EXERCISE BRIEF
Omit the images and output every line of the data below exactly.

*** Block opens ***

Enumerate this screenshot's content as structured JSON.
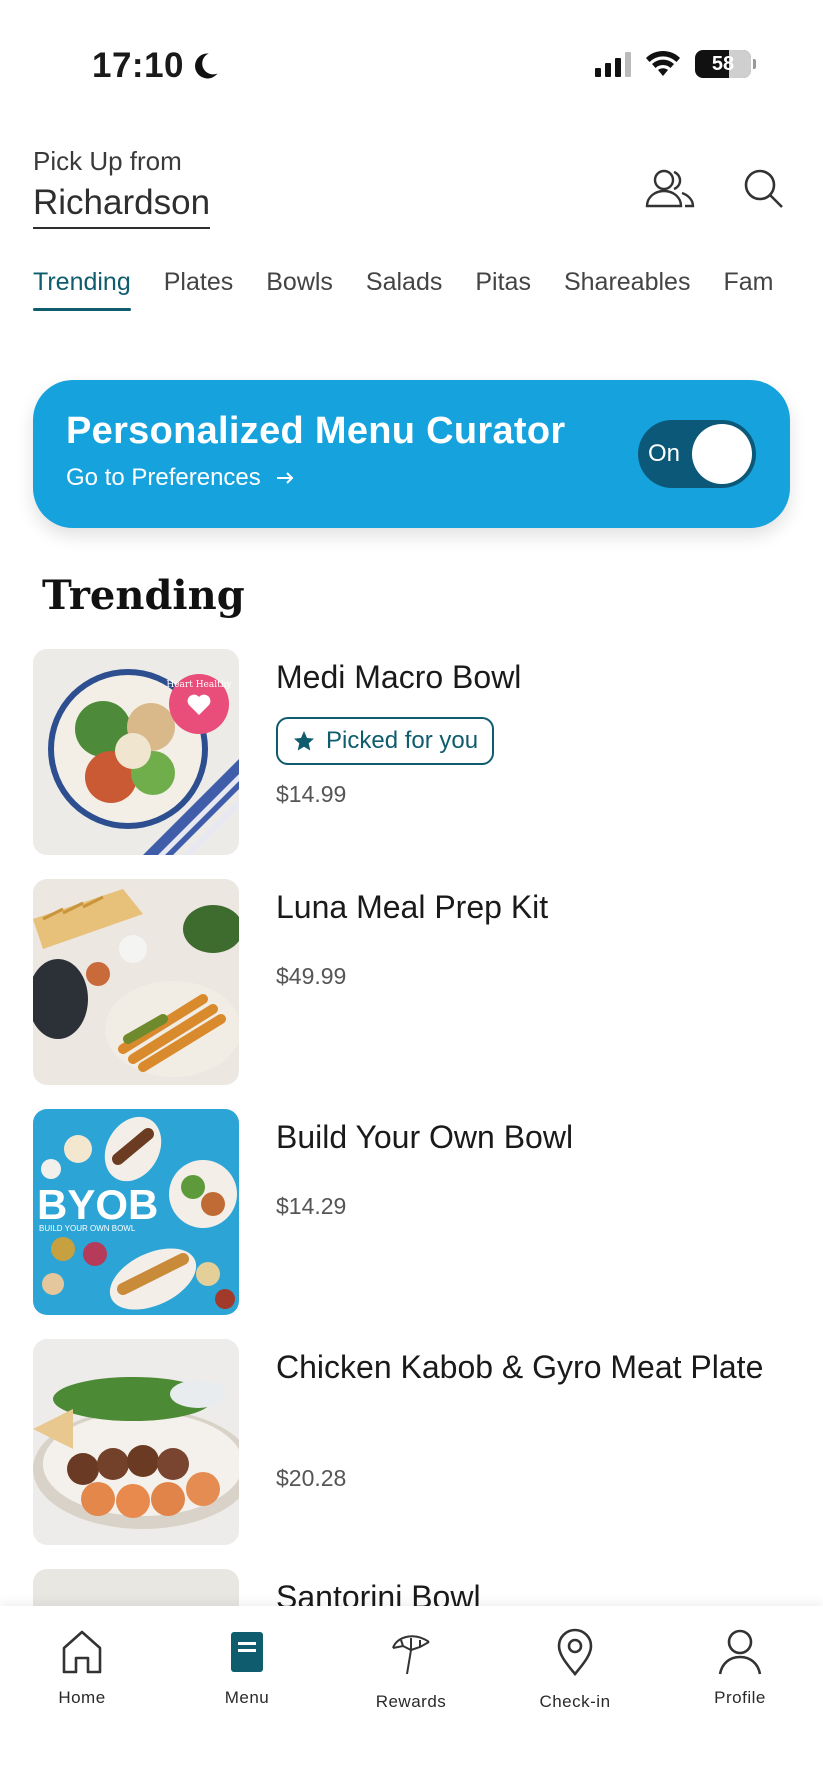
{
  "status_bar": {
    "time": "17:10",
    "battery": "58"
  },
  "header": {
    "pickup_label": "Pick Up from",
    "store": "Richardson",
    "icons": [
      "group-icon",
      "search-icon"
    ]
  },
  "tabs": [
    {
      "label": "Trending",
      "active": true
    },
    {
      "label": "Plates",
      "active": false
    },
    {
      "label": "Bowls",
      "active": false
    },
    {
      "label": "Salads",
      "active": false
    },
    {
      "label": "Pitas",
      "active": false
    },
    {
      "label": "Shareables",
      "active": false
    },
    {
      "label": "Fam",
      "active": false
    }
  ],
  "banner": {
    "title": "Personalized Menu Curator",
    "link": "Go to Preferences",
    "toggle_label": "On",
    "color": "#16a2dd"
  },
  "section": {
    "title": "Trending"
  },
  "items": [
    {
      "name": "Medi Macro Bowl",
      "badge": "Picked for you",
      "price": "$14.99",
      "image": "medi-macro-bowl-photo",
      "thumb_text": "Heart Healthy"
    },
    {
      "name": "Luna Meal Prep Kit",
      "price": "$49.99",
      "image": "luna-meal-prep-kit-photo"
    },
    {
      "name": "Build Your Own Bowl",
      "price": "$14.29",
      "image": "build-your-own-bowl-photo",
      "thumb_text": "BYOB",
      "thumb_subtext": "BUILD YOUR OWN BOWL"
    },
    {
      "name": "Chicken Kabob & Gyro Meat Plate",
      "price": "$20.28",
      "image": "chicken-kabob-gyro-plate-photo"
    },
    {
      "name": "Santorini Bowl",
      "image": "santorini-bowl-photo"
    }
  ],
  "bottom_nav": [
    {
      "label": "Home",
      "icon": "home-icon"
    },
    {
      "label": "Menu",
      "icon": "menu-book-icon",
      "active": true
    },
    {
      "label": "Rewards",
      "icon": "umbrella-icon"
    },
    {
      "label": "Check-in",
      "icon": "location-pin-icon"
    },
    {
      "label": "Profile",
      "icon": "person-icon"
    }
  ],
  "colors": {
    "accent": "#0e5c6e",
    "banner": "#16a2dd",
    "toggle": "#0c5878"
  }
}
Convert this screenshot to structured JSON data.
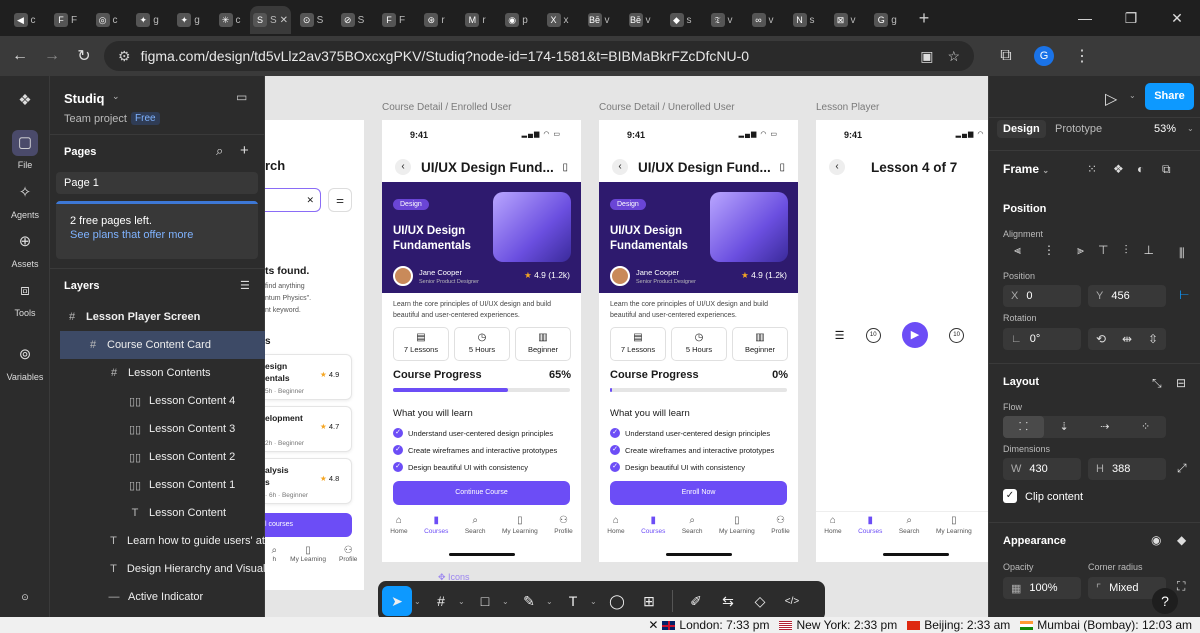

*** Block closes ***

ANSWER BELOW
Enumerate this screenshot's content as structured JSON.
{
  "status_bar": {
    "time": "17:10",
    "battery": "58"
  },
  "header": {
    "pickup_label": "Pick Up from",
    "store": "Richardson",
    "icons": [
      "group-icon",
      "search-icon"
    ]
  },
  "tabs": [
    {
      "label": "Trending",
      "active": true
    },
    {
      "label": "Plates",
      "active": false
    },
    {
      "label": "Bowls",
      "active": false
    },
    {
      "label": "Salads",
      "active": false
    },
    {
      "label": "Pitas",
      "active": false
    },
    {
      "label": "Shareables",
      "active": false
    },
    {
      "label": "Fam",
      "active": false
    }
  ],
  "banner": {
    "title": "Personalized Menu Curator",
    "link": "Go to Preferences",
    "toggle_label": "On",
    "color": "#16a2dd"
  },
  "section": {
    "title": "Trending"
  },
  "items": [
    {
      "name": "Medi Macro Bowl",
      "badge": "Picked for you",
      "price": "$14.99",
      "image": "medi-macro-bowl-photo",
      "thumb_text": "Heart Healthy"
    },
    {
      "name": "Luna Meal Prep Kit",
      "price": "$49.99",
      "image": "luna-meal-prep-kit-photo"
    },
    {
      "name": "Build Your Own Bowl",
      "price": "$14.29",
      "image": "build-your-own-bowl-photo",
      "thumb_text": "BYOB",
      "thumb_subtext": "BUILD YOUR OWN BOWL"
    },
    {
      "name": "Chicken Kabob & Gyro Meat Plate",
      "price": "$20.28",
      "image": "chicken-kabob-gyro-plate-photo"
    },
    {
      "name": "Santorini Bowl",
      "image": "santorini-bowl-photo"
    }
  ],
  "bottom_nav": [
    {
      "label": "Home",
      "icon": "home-icon"
    },
    {
      "label": "Menu",
      "icon": "menu-book-icon",
      "active": true
    },
    {
      "label": "Rewards",
      "icon": "umbrella-icon"
    },
    {
      "label": "Check-in",
      "icon": "location-pin-icon"
    },
    {
      "label": "Profile",
      "icon": "person-icon"
    }
  ],
  "colors": {
    "accent": "#0e5c6e",
    "banner": "#16a2dd",
    "toggle": "#0c5878"
  }
}
Convert this screenshot to structured JSON data.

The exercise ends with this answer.